_Work instruction:_ Reproduce all of the data that follows, character for character.

··· Exercise data

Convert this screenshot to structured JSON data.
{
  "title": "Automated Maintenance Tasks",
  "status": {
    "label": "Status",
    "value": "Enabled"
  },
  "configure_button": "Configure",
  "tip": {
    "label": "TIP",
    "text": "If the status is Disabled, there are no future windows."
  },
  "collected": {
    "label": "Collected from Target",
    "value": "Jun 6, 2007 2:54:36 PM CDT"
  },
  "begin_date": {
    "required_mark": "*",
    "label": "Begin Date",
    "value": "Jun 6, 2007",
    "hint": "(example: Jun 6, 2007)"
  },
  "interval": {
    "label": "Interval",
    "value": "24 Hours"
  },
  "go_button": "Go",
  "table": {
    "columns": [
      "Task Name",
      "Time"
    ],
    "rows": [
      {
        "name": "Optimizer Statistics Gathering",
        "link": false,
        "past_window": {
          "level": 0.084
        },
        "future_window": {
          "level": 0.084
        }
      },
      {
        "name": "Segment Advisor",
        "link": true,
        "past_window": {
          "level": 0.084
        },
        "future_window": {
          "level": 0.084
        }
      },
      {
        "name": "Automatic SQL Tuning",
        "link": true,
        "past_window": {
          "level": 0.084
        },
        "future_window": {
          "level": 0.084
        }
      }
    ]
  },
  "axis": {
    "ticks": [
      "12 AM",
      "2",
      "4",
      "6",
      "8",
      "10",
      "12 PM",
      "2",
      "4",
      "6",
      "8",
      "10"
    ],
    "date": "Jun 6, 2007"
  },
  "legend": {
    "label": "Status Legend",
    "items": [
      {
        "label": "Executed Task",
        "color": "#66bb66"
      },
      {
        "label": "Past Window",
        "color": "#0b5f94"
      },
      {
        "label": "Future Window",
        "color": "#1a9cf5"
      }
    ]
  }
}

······

_Exercise answer:_
Convert this screenshot to structured JSON data.
{
  "title": "Automated Maintenance Tasks",
  "status": {
    "label": "Status",
    "value": "Enabled"
  },
  "configure_button": "Configure",
  "tip": {
    "label": "TIP",
    "text": "If the status is Disabled, there are no future windows."
  },
  "collected": {
    "label": "Collected from Target",
    "value": "Jun 6, 2007 2:54:36 PM CDT"
  },
  "begin_date": {
    "required_mark": "*",
    "label": "Begin Date",
    "value": "Jun 6, 2007",
    "hint": "(example: Jun 6, 2007)"
  },
  "interval": {
    "label": "Interval",
    "value": "24 Hours"
  },
  "go_button": "Go",
  "table": {
    "columns": [
      "Task Name",
      "Time"
    ],
    "rows": [
      {
        "name": "Optimizer Statistics Gathering",
        "link": false,
        "past_window": {
          "level": 0.084
        },
        "future_window": {
          "level": 0.084
        }
      },
      {
        "name": "Segment Advisor",
        "link": true,
        "past_window": {
          "level": 0.084
        },
        "future_window": {
          "level": 0.084
        }
      },
      {
        "name": "Automatic SQL Tuning",
        "link": true,
        "past_window": {
          "level": 0.084
        },
        "future_window": {
          "level": 0.084
        }
      }
    ]
  },
  "axis": {
    "ticks": [
      "12 AM",
      "2",
      "4",
      "6",
      "8",
      "10",
      "12 PM",
      "2",
      "4",
      "6",
      "8",
      "10"
    ],
    "date": "Jun 6, 2007"
  },
  "legend": {
    "label": "Status Legend",
    "items": [
      {
        "label": "Executed Task",
        "color": "#66bb66"
      },
      {
        "label": "Past Window",
        "color": "#0b5f94"
      },
      {
        "label": "Future Window",
        "color": "#1a9cf5"
      }
    ]
  }
}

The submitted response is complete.